The Johannesburg Holocaust & Genocide Centre by Lewis Levin
Holocaust & Genocide Centre Set To Become A Joburg Landmark
Johannesburg is the latest South African city to develop a Holocaust and Genocide Centre. It was conceptualised as a place of remembrance, learning and contemplation of the history of the Holocaust and the Rwandan genocide.
The project is being funded entirely by charitable donations in association with the City of Johannesburg, which made the prominent site on Jan Smuts Avenue across the road from the Westcliff Hotel available for this purpose.
Designed by Lewis Levin, the architectural language and aesthetic of the building has clearly been carefully considered. "It is important that this building is humble yet respectful, austere yet contemplative. And it is important that children are able to relate to it," says Levin.
The split-level centre with basement parking for around 50 vehicles comprises two buildings connected by a bridging structure and public areas. The first level includes the foyer, a number of auditorium spaces that will be used for orientation and seminars, an exhibition space that will take visitors through a route from general racism and the South African experience to survivor accounts, a memorial courtyard and an exhibition on the Rwandan genocide as well as an area dedicated to issues we face today such as xenophobia. The second floor houses administration offices, a temporary exhibition space/lecture hall and a resource centre.
At street level, the double-volume foyer is dominated by a wall of glazing, which entices the visitor to enter the building and provides a sense of transparency. Interspersed in the wall of clear glazing are children's drawings reproduced in stained glass. "These extraordinary images were drawn by children in the Theresienstadt Ghetto during the Holocaust. They depict the optimism of childhood amidst the horror of their surroundings," explains Levin.
The exterior finish is a combination of dry-packed concrete with large exposed rock that is aggregate-clad onto the wall between steel members. The visual effect is striking, evoking wreckage and destruction but also, rather surprisingly, trees in a forest. Levin says the imagery is deliberate: "If you visit the death camps, the fragments of mangled steel that have remained and of forests surrounding the precincts are strong visual associations." The feature also includes a reflection pond and planting along the feature wall.
A muted colour palette has been selected for both the interior and exterior of the building and the mixed material cladding will be continued in the interior spaces.
With over 3000 square metres under roof, including the basement, the design ensures that noise levels from the road are mitigated to provide the necessary peace for contemplation in a building of this nature. Earthworks have begun on the building and construction is due to be completed end of 2011.

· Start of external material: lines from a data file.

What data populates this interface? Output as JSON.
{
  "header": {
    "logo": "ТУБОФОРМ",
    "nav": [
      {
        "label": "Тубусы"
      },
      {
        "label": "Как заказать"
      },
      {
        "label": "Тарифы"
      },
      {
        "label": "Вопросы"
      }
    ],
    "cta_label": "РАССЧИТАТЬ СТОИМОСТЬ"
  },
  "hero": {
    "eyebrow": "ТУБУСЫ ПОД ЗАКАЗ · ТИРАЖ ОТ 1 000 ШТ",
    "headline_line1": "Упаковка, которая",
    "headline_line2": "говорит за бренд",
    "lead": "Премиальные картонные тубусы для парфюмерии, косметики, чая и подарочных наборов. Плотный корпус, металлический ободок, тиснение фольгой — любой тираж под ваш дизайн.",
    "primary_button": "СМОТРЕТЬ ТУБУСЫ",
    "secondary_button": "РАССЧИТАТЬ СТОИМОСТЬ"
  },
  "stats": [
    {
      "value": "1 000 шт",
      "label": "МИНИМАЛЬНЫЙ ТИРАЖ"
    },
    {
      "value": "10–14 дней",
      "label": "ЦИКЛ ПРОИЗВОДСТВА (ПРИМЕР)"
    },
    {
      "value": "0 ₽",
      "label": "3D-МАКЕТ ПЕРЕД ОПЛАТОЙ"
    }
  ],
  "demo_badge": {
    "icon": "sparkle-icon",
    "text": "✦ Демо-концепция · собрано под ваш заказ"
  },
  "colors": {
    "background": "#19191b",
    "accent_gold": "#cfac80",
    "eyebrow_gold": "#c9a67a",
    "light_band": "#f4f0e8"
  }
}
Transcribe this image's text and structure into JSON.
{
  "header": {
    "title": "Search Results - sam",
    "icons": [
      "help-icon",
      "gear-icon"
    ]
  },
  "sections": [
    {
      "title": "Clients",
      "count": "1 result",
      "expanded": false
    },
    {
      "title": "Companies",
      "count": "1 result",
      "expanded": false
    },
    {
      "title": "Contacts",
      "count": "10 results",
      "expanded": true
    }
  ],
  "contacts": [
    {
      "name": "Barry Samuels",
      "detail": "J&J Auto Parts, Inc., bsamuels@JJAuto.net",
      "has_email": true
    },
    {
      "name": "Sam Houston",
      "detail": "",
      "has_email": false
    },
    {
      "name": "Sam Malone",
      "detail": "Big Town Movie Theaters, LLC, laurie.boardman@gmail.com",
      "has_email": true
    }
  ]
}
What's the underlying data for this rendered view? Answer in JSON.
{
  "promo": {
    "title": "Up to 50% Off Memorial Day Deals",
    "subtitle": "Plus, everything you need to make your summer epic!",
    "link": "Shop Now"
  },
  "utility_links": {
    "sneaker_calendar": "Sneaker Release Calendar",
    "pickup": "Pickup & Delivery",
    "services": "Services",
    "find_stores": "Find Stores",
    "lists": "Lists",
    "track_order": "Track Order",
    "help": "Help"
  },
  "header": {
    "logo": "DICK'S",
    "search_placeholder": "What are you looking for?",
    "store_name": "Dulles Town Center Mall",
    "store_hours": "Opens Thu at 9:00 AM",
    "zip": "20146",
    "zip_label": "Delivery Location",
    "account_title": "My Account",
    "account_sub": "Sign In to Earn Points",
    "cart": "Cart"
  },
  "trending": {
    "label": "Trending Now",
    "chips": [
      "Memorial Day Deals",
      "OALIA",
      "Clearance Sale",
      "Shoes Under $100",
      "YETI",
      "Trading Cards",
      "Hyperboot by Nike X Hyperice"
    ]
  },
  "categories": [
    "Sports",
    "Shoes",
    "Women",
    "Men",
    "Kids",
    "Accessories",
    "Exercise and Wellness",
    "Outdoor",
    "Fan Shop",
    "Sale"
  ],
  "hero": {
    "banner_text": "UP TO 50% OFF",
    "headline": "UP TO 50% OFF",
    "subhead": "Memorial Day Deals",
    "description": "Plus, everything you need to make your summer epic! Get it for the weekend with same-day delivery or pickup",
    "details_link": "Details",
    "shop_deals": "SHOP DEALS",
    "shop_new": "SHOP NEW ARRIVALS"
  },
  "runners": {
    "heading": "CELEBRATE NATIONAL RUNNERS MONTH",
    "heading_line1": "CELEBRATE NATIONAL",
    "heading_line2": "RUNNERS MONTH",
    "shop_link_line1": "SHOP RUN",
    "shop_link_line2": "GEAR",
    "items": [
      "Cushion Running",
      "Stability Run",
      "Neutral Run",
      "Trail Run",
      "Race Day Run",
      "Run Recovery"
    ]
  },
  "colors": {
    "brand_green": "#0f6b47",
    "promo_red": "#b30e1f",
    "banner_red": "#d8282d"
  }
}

To help build the Johannesburg Holocaust & Genocide Centre, either by donating materials, services or money, please contact the project's director Tali Nates at firstname.lastname@example.org or call 011 640 3100.
Quantity Surveyor: Hamlyn Gebhardt
Engineer: Peter Erasmus
Project architect with Lewis Levin: Paul Cawood, Colin Berger